QUIRMBACH: But Tanner Johnson, who grows soybeans on his Wisconsin farm, says plant-based alternatives should continue to be labeled milk. He's on the boards of the Wisconsin and American Soybean Associations and points to another part of the FDA proposal, which recommends labels include voluntary nutrient statements.
TANNER JOHNSON: We're not trying to replace the dairy milk product. It's just our own unique product. And I think there's a lot of opportunity for consumer transparency and education. And a voluntary nutrient statement is a good thing.
QUIRMBACH: Many Wisconsin politicians, including Democratic U.S. Senator Tammy Baldwin, side with the state's 6,500 remaining dairy farmers.

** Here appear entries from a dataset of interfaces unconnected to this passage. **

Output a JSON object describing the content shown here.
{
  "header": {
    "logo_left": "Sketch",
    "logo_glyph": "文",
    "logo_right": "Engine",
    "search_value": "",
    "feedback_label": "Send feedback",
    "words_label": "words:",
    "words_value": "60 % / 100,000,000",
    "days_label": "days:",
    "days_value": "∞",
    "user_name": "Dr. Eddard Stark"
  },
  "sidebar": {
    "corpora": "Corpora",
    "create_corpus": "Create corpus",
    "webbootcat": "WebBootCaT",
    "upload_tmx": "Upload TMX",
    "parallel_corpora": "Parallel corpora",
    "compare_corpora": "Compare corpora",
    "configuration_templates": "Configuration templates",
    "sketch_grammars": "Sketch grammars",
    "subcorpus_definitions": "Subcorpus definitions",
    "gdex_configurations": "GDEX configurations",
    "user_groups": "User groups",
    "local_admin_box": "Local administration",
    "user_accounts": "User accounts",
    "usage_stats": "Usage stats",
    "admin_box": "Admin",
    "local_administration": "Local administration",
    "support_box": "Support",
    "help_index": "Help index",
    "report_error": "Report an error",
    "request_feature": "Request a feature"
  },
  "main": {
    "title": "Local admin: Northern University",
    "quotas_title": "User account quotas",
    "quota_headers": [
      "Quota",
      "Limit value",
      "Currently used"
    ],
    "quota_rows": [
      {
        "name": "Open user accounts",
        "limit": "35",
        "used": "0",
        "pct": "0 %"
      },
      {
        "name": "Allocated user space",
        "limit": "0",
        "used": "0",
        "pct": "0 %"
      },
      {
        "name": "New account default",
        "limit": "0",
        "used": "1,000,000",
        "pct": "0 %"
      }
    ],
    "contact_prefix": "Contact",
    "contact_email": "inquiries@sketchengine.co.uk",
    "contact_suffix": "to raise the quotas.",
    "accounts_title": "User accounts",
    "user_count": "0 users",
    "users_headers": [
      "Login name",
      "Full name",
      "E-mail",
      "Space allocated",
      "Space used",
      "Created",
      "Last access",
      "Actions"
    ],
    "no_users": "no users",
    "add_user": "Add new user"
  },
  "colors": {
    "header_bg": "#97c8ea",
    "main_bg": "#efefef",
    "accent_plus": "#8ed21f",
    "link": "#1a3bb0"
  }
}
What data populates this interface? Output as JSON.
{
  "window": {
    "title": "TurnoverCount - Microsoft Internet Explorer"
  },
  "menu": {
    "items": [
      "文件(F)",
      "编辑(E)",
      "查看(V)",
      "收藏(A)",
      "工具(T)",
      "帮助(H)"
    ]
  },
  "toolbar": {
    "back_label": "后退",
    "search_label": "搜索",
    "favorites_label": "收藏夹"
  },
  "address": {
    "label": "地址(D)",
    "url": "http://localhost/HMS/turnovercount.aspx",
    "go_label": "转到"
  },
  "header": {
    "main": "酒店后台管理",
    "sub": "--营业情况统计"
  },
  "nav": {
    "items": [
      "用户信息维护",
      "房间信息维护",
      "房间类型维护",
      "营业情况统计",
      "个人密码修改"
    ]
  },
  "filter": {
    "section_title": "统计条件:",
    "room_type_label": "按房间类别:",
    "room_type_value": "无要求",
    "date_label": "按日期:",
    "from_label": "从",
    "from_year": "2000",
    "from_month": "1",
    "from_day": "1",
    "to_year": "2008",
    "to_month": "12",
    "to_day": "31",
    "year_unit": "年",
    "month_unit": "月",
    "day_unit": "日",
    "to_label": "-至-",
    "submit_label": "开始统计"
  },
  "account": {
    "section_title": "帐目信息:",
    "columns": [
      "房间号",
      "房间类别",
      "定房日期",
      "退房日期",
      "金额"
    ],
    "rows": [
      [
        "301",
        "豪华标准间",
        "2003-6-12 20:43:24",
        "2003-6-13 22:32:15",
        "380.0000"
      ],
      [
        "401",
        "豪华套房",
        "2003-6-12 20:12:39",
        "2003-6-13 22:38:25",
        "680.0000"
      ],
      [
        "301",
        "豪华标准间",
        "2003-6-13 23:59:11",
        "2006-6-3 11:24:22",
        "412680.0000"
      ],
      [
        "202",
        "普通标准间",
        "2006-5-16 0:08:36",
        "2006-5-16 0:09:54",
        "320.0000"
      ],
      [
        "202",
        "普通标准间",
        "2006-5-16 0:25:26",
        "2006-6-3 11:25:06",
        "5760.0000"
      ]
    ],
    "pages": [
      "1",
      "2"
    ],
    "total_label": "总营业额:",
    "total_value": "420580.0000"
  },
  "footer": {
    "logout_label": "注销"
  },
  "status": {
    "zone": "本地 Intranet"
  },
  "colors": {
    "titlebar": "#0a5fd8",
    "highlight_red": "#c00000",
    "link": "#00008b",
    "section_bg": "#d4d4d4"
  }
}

TAMMY BALDWIN: Yeah. The Biden administration's FDA rule that allows nondairy products to use dairy names - in my mind, it's just wrong.
QUIRMBACH: Baldwin and a bipartisan group of a half-dozen other lawmakers have also reintroduced the Dairy Pride Act that would prevent nondairy products from being labeled with dairy terms. But Madeline Cohen of the nonprofit Good Food Institute, a Washington, D.C., think tank, is no fan of that legislation.
MADELINE COHEN: The Dairy Pride Act is really just an anti-competitive bill that's meant to protect the conventional dairy industry at the expense of innovative plant-based milk producers.
QUIRMBACH: If the Dairy Pride measure fails again, Wisconsin's Baldwin says this year's farm bill is another venue where lawmakers will make their case that milk comes from cows, not plants. For NPR News, I'm Chuck Quirmbach in Milwaukee.
(SOUNDBITE OF THURSTON MOORE SONG, "BREATH") Transcript provided by NPR, Copyright NPR.